*What you are asked to do:*
Scan each line of the records for the word "控制面板" and extract the ones that have it.

*Source data:*
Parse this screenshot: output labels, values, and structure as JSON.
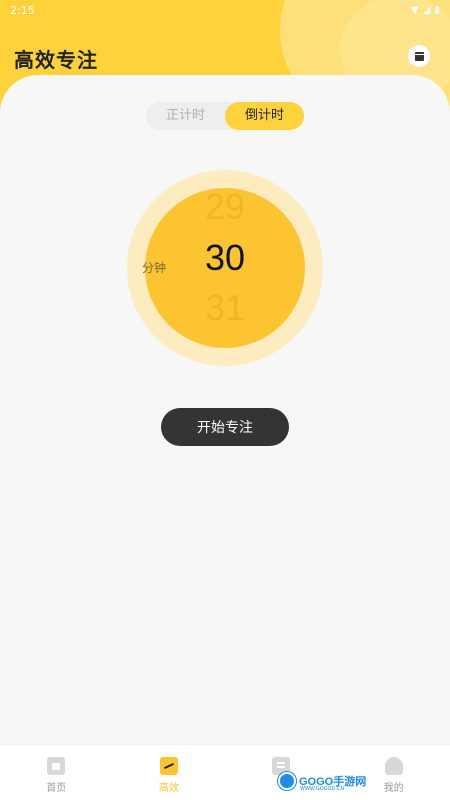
{
  "status_bar": {
    "time": "2:15"
  },
  "header": {
    "title": "高效专注"
  },
  "mode_toggle": {
    "options": [
      "正计时",
      "倒计时"
    ],
    "selected": "倒计时"
  },
  "timer": {
    "prev": "29",
    "current": "30",
    "next": "31",
    "unit": "分钟"
  },
  "start_button": {
    "label": "开始专注"
  },
  "tabs": [
    {
      "label": "首页",
      "icon": "home-icon",
      "active": false
    },
    {
      "label": "高效",
      "icon": "chart-icon",
      "active": true
    },
    {
      "label": "",
      "icon": "document-icon",
      "active": false
    },
    {
      "label": "我的",
      "icon": "user-icon",
      "active": false
    }
  ],
  "watermark": {
    "text": "GOGO手游网",
    "sub": "WWW.GOGOD.CN"
  },
  "colors": {
    "accent": "#fdd23a",
    "dial": "#fdc431",
    "ring": "#fdecc0",
    "button": "#343434"
  }
}
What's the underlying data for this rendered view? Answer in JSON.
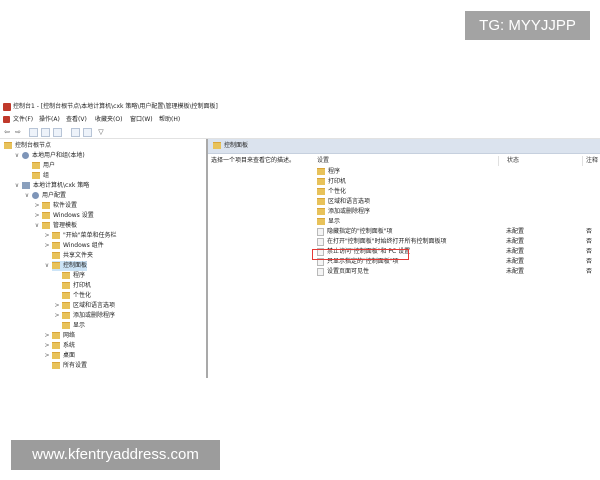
{
  "watermark": {
    "top_right": "TG: MYYJJPP",
    "bottom_left": "www.kfentryaddress.com"
  },
  "window": {
    "title": "控制台1 - [控制台根节点\\本地计算机\\cxk 策略\\用户配置\\管理模板\\控制面板]",
    "menu": [
      "文件(F)",
      "操作(A)",
      "查看(V)",
      "收藏夹(O)",
      "窗口(W)",
      "帮助(H)"
    ]
  },
  "tree": [
    {
      "label": "控制台根节点",
      "icon": "folder",
      "level": 0
    },
    {
      "label": "本地用户和组(本地)",
      "icon": "people",
      "level": 1,
      "expander": "∨"
    },
    {
      "label": "用户",
      "icon": "folder",
      "level": 2
    },
    {
      "label": "组",
      "icon": "folder",
      "level": 2
    },
    {
      "label": "本地计算机\\cxk 策略",
      "icon": "computer",
      "level": 1,
      "expander": "∨"
    },
    {
      "label": "用户配置",
      "icon": "people",
      "level": 2,
      "expander": "∨"
    },
    {
      "label": "软件设置",
      "icon": "folder",
      "level": 3,
      "expander": ">"
    },
    {
      "label": "Windows 设置",
      "icon": "folder",
      "level": 3,
      "expander": ">"
    },
    {
      "label": "管理模板",
      "icon": "folder",
      "level": 3,
      "expander": "∨"
    },
    {
      "label": "\"开始\"菜单和任务栏",
      "icon": "folder",
      "level": 4,
      "expander": ">"
    },
    {
      "label": "Windows 组件",
      "icon": "folder",
      "level": 4,
      "expander": ">"
    },
    {
      "label": "共享文件夹",
      "icon": "folder",
      "level": 4
    },
    {
      "label": "控制面板",
      "icon": "folder",
      "level": 4,
      "expander": "∨",
      "selected": true
    },
    {
      "label": "程序",
      "icon": "folder",
      "level": 5
    },
    {
      "label": "打印机",
      "icon": "folder",
      "level": 5
    },
    {
      "label": "个性化",
      "icon": "folder",
      "level": 5
    },
    {
      "label": "区域和语言选项",
      "icon": "folder",
      "level": 5,
      "expander": ">"
    },
    {
      "label": "添加或删除程序",
      "icon": "folder",
      "level": 5,
      "expander": ">"
    },
    {
      "label": "显示",
      "icon": "folder",
      "level": 5
    },
    {
      "label": "网络",
      "icon": "folder",
      "level": 4,
      "expander": ">"
    },
    {
      "label": "系统",
      "icon": "folder",
      "level": 4,
      "expander": ">"
    },
    {
      "label": "桌面",
      "icon": "folder",
      "level": 4,
      "expander": ">"
    },
    {
      "label": "所有设置",
      "icon": "folder",
      "level": 4
    }
  ],
  "right": {
    "header": "控制面板",
    "description": "选择一个项目来查看它的描述。",
    "columns": {
      "setting": "设置",
      "state": "状态",
      "note": "注释"
    },
    "rows": [
      {
        "name": "程序",
        "icon": "folder",
        "state": "",
        "note": ""
      },
      {
        "name": "打印机",
        "icon": "folder",
        "state": "",
        "note": ""
      },
      {
        "name": "个性化",
        "icon": "folder",
        "state": "",
        "note": ""
      },
      {
        "name": "区域和语言选项",
        "icon": "folder",
        "state": "",
        "note": ""
      },
      {
        "name": "添加或删除程序",
        "icon": "folder",
        "state": "",
        "note": ""
      },
      {
        "name": "显示",
        "icon": "folder",
        "state": "",
        "note": ""
      },
      {
        "name": "隐藏指定的\"控制面板\"项",
        "icon": "setting",
        "state": "未配置",
        "note": "否"
      },
      {
        "name": "在打开\"控制面板\"时始终打开所有控制面板项",
        "icon": "setting",
        "state": "未配置",
        "note": "否"
      },
      {
        "name": "禁止访问\"控制面板\"和 PC 设置",
        "icon": "setting",
        "state": "未配置",
        "note": "否"
      },
      {
        "name": "只显示指定的\"控制面板\"项",
        "icon": "setting",
        "state": "未配置",
        "note": "否"
      },
      {
        "name": "设置页面可见性",
        "icon": "setting",
        "state": "未配置",
        "note": "否"
      }
    ]
  },
  "colors": {
    "selection": "#cce4f7",
    "highlight_border": "#e53935",
    "folder": "#e8c25a"
  }
}
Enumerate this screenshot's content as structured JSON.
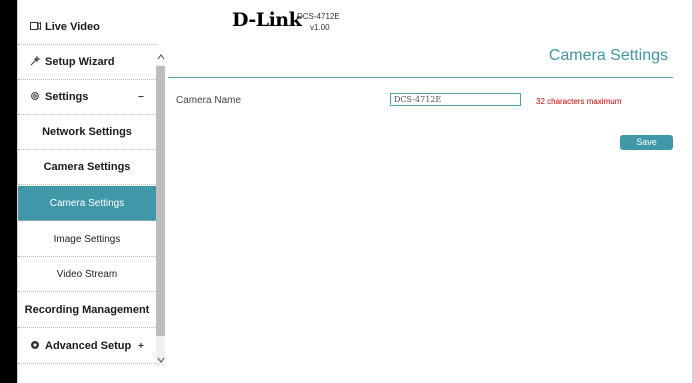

*Reply:*
    "title": "控制台1 - [控制台根节点\\本地计算机\\cxk 策略\\用户配置\\管理模板\\控制面板]",
      "label": "控制面板",
    "header": "控制面板",
        "name": "隐藏指定的\"控制面板\"项",
        "name": "在打开\"控制面板\"时始终打开所有控制面板项",
        "name": "禁止访问\"控制面板\"和 PC 设置",
        "name": "只显示指定的\"控制面板\"项",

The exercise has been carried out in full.